Purpose: In the transportation sector, reducing vehicle weight is a cornerstone strategy to improve the fuel economy and energy efficiency of road vehicles. This study investigated the environmental implications of lightweighting two automotive parts (Ford Taurus front end bolster, Chevrolet Trailblazer/GMC Envoy assist step) using glass-fiber reinforced polymers (GFRP) instead of steel alloys. Methods: The cradle-to-grave life cycle assessments (LCAs) for these studies consider a total service life of 150,000 miles for two applications: a 46 % lighter GFRP bolster on the 2010 Ford Taurus that replaced the 2008 steel and GFRP bolster, and a 51 % lighter GFRP running board for the 2007 Chevrolet Trailblazer/GMC Envoy that replaced the previous steel running board including its polymer fasteners the life cycle stages in these critically reviewed and ISO-compliant LCA studies include the production of upstream materials and energy, product manufacturing, use, and the end-of-life treatment for all materials throughout the life cycle. Results and discussion: The results show that the lighter GFRP products performed better than the steel products for global warming potential and primary energy demand for both case studies. In addition, the GFRP bolster performed better for acidification potential the savings of fuel combustion and production during the use stage of a vehicle far outweigh the environmental impacts of manufacturing or end-of-life. An even greater benefit would be possible if the total weight reduction in the vehicle would be high enough to allow for the reduction of engine displacement or an elongation of gear ratio while maintaining constant vehicle dynamics these so-called secondary measures allow the fuel savings per unit of mass to be more than doubled and are able to offset the slightly higher acidification potential of the GFRP running board which occurs when only the mass-induced fuel savings are considered. Conclusions: The lightweight GFRP components are shown to outperform their steel counterparts over the full life cycle mainly due to the reduced fuel consumption of the vehicle in the use phase. To harvest the benefits of light weighting to their full extent, it is recommended that the sum of all mass reductions in the design process be monitored and, whenever feasible, invested into fuel economy by adapting the drive train while maintaining constant vehicle performance rather than leveraging the weight reduction to improve vehicle dynamics. © 2013 Springer-Verlag Berlin Heidelberg. Source

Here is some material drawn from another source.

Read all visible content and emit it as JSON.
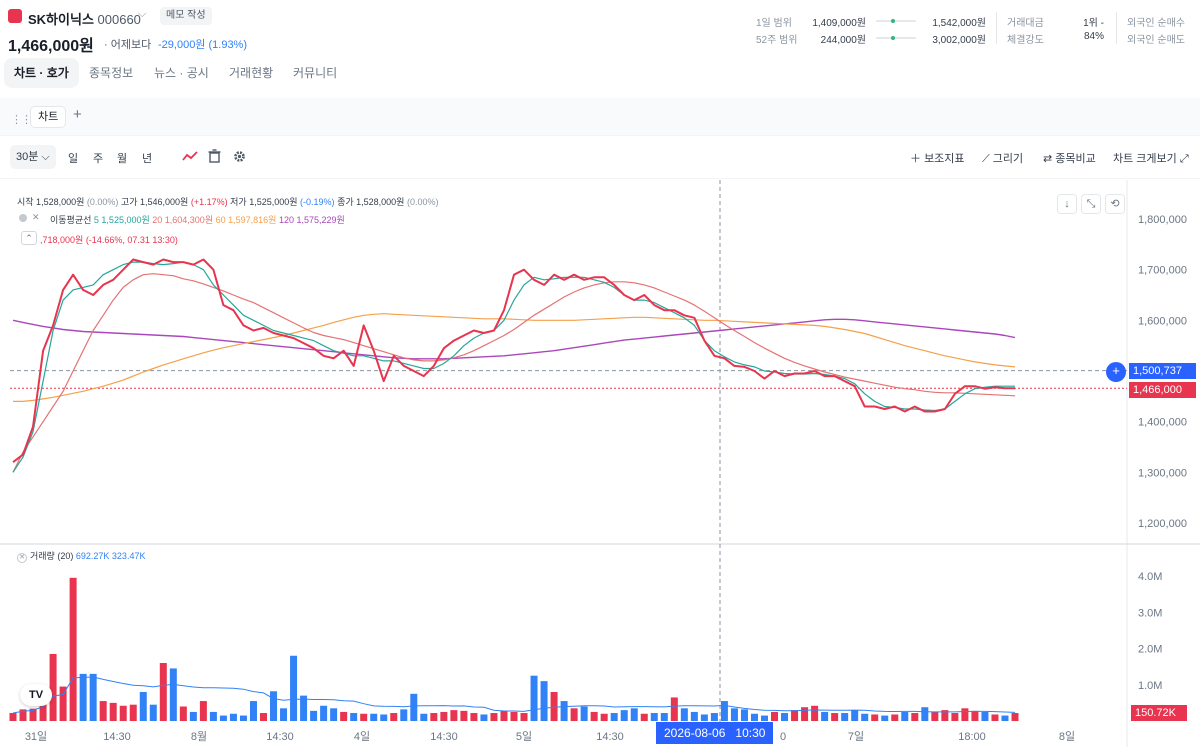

Provo J.,Pe international inc. |
Fava J.,Pe international inc. |
Baer S.,Pe international inc.
Current Opinion in Chemical Engineering | Year: 2013
Chemical engineers assume a broad range of functions in industry, spanning the development of new process designs, the maintenance and optimization of incumbent systems, and the production of intermediate materials, end products and new technologies. The technical aptitude that enables the chemical engineer to fulfill these various roles along the value chain makes them compelling participants in the environmental assessment of the product in question. This article provides a brief overview of LCA and how chemical engineers will find it accessible, both in terms of technical exercise as well as in utility to sustainability functions. It also examines some of the issues that can arise when performing an LCA on a chemical product and proposes ways to address them and improve the LCA situation in the chemical industry. © 2013 Elsevier Ltd. All rights reserved. Source